**What is required:** Whatever appears in the entries must be given again exactly.

**Data for analysis:**
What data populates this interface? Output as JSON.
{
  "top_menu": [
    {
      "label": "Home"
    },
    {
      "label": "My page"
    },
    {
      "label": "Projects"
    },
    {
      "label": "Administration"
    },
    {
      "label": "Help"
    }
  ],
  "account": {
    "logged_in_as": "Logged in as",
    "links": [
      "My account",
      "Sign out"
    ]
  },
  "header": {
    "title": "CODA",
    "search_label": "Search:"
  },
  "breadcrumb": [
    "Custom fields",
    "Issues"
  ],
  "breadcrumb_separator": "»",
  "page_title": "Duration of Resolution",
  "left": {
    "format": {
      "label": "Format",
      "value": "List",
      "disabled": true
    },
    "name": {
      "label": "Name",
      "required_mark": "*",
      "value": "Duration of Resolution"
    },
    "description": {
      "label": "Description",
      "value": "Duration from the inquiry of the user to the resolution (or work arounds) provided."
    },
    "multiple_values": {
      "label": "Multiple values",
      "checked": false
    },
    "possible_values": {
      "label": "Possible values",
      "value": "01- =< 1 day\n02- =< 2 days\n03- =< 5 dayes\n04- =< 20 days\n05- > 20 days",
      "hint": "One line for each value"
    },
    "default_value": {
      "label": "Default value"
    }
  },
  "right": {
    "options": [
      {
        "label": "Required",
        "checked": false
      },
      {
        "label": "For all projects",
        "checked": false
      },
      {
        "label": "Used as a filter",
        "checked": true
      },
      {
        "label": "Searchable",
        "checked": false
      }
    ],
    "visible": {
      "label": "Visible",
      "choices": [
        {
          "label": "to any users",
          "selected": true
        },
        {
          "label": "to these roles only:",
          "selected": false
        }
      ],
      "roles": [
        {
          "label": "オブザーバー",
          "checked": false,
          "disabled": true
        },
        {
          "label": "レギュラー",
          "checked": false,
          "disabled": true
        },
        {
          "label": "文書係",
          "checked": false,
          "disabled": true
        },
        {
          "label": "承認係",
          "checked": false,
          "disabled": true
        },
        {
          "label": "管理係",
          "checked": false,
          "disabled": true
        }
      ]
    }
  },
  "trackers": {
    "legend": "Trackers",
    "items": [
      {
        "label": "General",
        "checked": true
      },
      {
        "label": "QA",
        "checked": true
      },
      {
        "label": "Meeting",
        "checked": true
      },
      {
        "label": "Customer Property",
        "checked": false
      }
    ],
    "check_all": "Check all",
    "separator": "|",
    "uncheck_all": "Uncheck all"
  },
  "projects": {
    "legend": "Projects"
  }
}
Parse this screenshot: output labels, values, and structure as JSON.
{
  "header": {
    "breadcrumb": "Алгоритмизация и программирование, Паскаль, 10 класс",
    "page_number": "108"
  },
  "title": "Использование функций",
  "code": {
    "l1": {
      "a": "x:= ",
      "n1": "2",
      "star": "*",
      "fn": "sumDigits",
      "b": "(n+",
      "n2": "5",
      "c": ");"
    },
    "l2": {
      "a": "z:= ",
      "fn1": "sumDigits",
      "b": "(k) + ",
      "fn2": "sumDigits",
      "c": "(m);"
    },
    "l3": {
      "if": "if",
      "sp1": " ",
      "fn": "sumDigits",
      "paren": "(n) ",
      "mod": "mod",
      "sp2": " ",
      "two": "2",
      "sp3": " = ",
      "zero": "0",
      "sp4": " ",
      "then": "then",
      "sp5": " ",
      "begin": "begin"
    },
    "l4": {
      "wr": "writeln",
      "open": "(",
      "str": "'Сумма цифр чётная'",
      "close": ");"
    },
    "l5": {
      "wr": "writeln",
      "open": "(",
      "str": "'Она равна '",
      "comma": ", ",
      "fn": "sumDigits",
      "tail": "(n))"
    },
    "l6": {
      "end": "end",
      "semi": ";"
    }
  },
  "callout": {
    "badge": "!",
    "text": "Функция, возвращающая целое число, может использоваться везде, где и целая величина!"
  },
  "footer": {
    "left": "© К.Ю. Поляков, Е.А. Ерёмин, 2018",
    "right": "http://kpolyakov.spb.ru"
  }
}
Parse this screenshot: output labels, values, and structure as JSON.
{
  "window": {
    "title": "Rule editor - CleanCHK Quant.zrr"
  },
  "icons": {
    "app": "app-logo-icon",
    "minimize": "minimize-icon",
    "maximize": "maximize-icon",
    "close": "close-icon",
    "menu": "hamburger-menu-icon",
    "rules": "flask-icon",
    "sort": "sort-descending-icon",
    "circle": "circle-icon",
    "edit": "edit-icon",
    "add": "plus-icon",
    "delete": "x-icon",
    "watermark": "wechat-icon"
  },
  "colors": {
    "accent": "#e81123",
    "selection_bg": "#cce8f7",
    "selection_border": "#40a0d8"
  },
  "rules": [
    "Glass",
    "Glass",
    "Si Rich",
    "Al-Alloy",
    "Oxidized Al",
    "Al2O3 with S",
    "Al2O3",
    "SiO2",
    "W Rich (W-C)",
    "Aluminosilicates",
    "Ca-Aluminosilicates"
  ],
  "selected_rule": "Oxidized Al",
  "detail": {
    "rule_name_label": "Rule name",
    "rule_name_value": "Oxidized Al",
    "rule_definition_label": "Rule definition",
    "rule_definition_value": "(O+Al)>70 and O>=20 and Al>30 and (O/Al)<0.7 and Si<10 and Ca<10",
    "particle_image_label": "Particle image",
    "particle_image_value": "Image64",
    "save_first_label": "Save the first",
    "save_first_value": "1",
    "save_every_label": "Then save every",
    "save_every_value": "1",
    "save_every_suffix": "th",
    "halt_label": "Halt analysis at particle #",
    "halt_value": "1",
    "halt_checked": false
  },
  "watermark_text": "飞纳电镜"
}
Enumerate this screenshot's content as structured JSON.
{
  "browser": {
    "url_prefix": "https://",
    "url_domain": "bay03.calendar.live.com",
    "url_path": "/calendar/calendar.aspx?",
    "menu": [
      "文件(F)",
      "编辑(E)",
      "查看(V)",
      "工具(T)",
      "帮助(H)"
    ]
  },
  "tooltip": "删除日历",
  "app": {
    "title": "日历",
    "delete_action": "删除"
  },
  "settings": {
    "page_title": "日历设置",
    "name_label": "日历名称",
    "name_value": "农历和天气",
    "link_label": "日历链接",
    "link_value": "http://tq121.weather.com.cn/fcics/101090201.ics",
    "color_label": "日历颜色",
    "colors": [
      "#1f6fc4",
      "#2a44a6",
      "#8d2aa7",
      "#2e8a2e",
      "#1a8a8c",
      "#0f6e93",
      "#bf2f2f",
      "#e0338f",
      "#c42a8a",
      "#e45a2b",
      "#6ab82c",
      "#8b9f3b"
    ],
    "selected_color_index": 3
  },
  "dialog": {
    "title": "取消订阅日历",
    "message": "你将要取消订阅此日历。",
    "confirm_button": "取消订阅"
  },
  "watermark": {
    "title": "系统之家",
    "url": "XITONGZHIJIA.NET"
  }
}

**Finished task:**
What data populates this interface? Output as JSON.
{
  "top_menu": [
    {
      "label": "Home"
    },
    {
      "label": "My page"
    },
    {
      "label": "Projects"
    },
    {
      "label": "Administration"
    },
    {
      "label": "Help"
    }
  ],
  "account": {
    "logged_in_as": "Logged in as",
    "links": [
      "My account",
      "Sign out"
    ]
  },
  "header": {
    "title": "CODA",
    "search_label": "Search:"
  },
  "breadcrumb": [
    "Custom fields",
    "Issues"
  ],
  "breadcrumb_separator": "»",
  "page_title": "Duration of Resolution",
  "left": {
    "format": {
      "label": "Format",
      "value": "List",
      "disabled": true
    },
    "name": {
      "label": "Name",
      "required_mark": "*",
      "value": "Duration of Resolution"
    },
    "description": {
      "label": "Description",
      "value": "Duration from the inquiry of the user to the resolution (or work arounds) provided."
    },
    "multiple_values": {
      "label": "Multiple values",
      "checked": false
    },
    "possible_values": {
      "label": "Possible values",
      "value": "01- =< 1 day\n02- =< 2 days\n03- =< 5 dayes\n04- =< 20 days\n05- > 20 days",
      "hint": "One line for each value"
    },
    "default_value": {
      "label": "Default value"
    }
  },
  "right": {
    "options": [
      {
        "label": "Required",
        "checked": false
      },
      {
        "label": "For all projects",
        "checked": false
      },
      {
        "label": "Used as a filter",
        "checked": true
      },
      {
        "label": "Searchable",
        "checked": false
      }
    ],
    "visible": {
      "label": "Visible",
      "choices": [
        {
          "label": "to any users",
          "selected": true
        },
        {
          "label": "to these roles only:",
          "selected": false
        }
      ],
      "roles": [
        {
          "label": "オブザーバー",
          "checked": false,
          "disabled": true
        },
        {
          "label": "レギュラー",
          "checked": false,
          "disabled": true
        },
        {
          "label": "文書係",
          "checked": false,
          "disabled": true
        },
        {
          "label": "承認係",
          "checked": false,
          "disabled": true
        },
        {
          "label": "管理係",
          "checked": false,
          "disabled": true
        }
      ]
    }
  },
  "trackers": {
    "legend": "Trackers",
    "items": [
      {
        "label": "General",
        "checked": true
      },
      {
        "label": "QA",
        "checked": true
      },
      {
        "label": "Meeting",
        "checked": true
      },
      {
        "label": "Customer Property",
        "checked": false
      }
    ],
    "check_all": "Check all",
    "separator": "|",
    "uncheck_all": "Uncheck all"
  },
  "projects": {
    "legend": "Projects"
  }
}
Parse this screenshot: output labels, values, and structure as JSON.
{
  "header": {
    "breadcrumb": "Алгоритмизация и программирование, Паскаль, 10 класс",
    "page_number": "108"
  },
  "title": "Использование функций",
  "code": {
    "l1": {
      "a": "x:= ",
      "n1": "2",
      "star": "*",
      "fn": "sumDigits",
      "b": "(n+",
      "n2": "5",
      "c": ");"
    },
    "l2": {
      "a": "z:= ",
      "fn1": "sumDigits",
      "b": "(k) + ",
      "fn2": "sumDigits",
      "c": "(m);"
    },
    "l3": {
      "if": "if",
      "sp1": " ",
      "fn": "sumDigits",
      "paren": "(n) ",
      "mod": "mod",
      "sp2": " ",
      "two": "2",
      "sp3": " = ",
      "zero": "0",
      "sp4": " ",
      "then": "then",
      "sp5": " ",
      "begin": "begin"
    },
    "l4": {
      "wr": "writeln",
      "open": "(",
      "str": "'Сумма цифр чётная'",
      "close": ");"
    },
    "l5": {
      "wr": "writeln",
      "open": "(",
      "str": "'Она равна '",
      "comma": ", ",
      "fn": "sumDigits",
      "tail": "(n))"
    },
    "l6": {
      "end": "end",
      "semi": ";"
    }
  },
  "callout": {
    "badge": "!",
    "text": "Функция, возвращающая целое число, может использоваться везде, где и целая величина!"
  },
  "footer": {
    "left": "© К.Ю. Поляков, Е.А. Ерёмин, 2018",
    "right": "http://kpolyakov.spb.ru"
  }
}
Parse this screenshot: output labels, values, and structure as JSON.
{
  "window": {
    "title": "Rule editor - CleanCHK Quant.zrr"
  },
  "icons": {
    "app": "app-logo-icon",
    "minimize": "minimize-icon",
    "maximize": "maximize-icon",
    "close": "close-icon",
    "menu": "hamburger-menu-icon",
    "rules": "flask-icon",
    "sort": "sort-descending-icon",
    "circle": "circle-icon",
    "edit": "edit-icon",
    "add": "plus-icon",
    "delete": "x-icon",
    "watermark": "wechat-icon"
  },
  "colors": {
    "accent": "#e81123",
    "selection_bg": "#cce8f7",
    "selection_border": "#40a0d8"
  },
  "rules": [
    "Glass",
    "Glass",
    "Si Rich",
    "Al-Alloy",
    "Oxidized Al",
    "Al2O3 with S",
    "Al2O3",
    "SiO2",
    "W Rich (W-C)",
    "Aluminosilicates",
    "Ca-Aluminosilicates"
  ],
  "selected_rule": "Oxidized Al",
  "detail": {
    "rule_name_label": "Rule name",
    "rule_name_value": "Oxidized Al",
    "rule_definition_label": "Rule definition",
    "rule_definition_value": "(O+Al)>70 and O>=20 and Al>30 and (O/Al)<0.7 and Si<10 and Ca<10",
    "particle_image_label": "Particle image",
    "particle_image_value": "Image64",
    "save_first_label": "Save the first",
    "save_first_value": "1",
    "save_every_label": "Then save every",
    "save_every_value": "1",
    "save_every_suffix": "th",
    "halt_label": "Halt analysis at particle #",
    "halt_value": "1",
    "halt_checked": false
  },
  "watermark_text": "飞纳电镜"
}
Enumerate this screenshot's content as structured JSON.
{
  "browser": {
    "url_prefix": "https://",
    "url_domain": "bay03.calendar.live.com",
    "url_path": "/calendar/calendar.aspx?",
    "menu": [
      "文件(F)",
      "编辑(E)",
      "查看(V)",
      "工具(T)",
      "帮助(H)"
    ]
  },
  "tooltip": "删除日历",
  "app": {
    "title": "日历",
    "delete_action": "删除"
  },
  "settings": {
    "page_title": "日历设置",
    "name_label": "日历名称",
    "name_value": "农历和天气",
    "link_label": "日历链接",
    "link_value": "http://tq121.weather.com.cn/fcics/101090201.ics",
    "color_label": "日历颜色",
    "colors": [
      "#1f6fc4",
      "#2a44a6",
      "#8d2aa7",
      "#2e8a2e",
      "#1a8a8c",
      "#0f6e93",
      "#bf2f2f",
      "#e0338f",
      "#c42a8a",
      "#e45a2b",
      "#6ab82c",
      "#8b9f3b"
    ],
    "selected_color_index": 3
  },
  "dialog": {
    "title": "取消订阅日历",
    "message": "你将要取消订阅此日历。",
    "confirm_button": "取消订阅"
  },
  "watermark": {
    "title": "系统之家",
    "url": "XITONGZHIJIA.NET"
  }
}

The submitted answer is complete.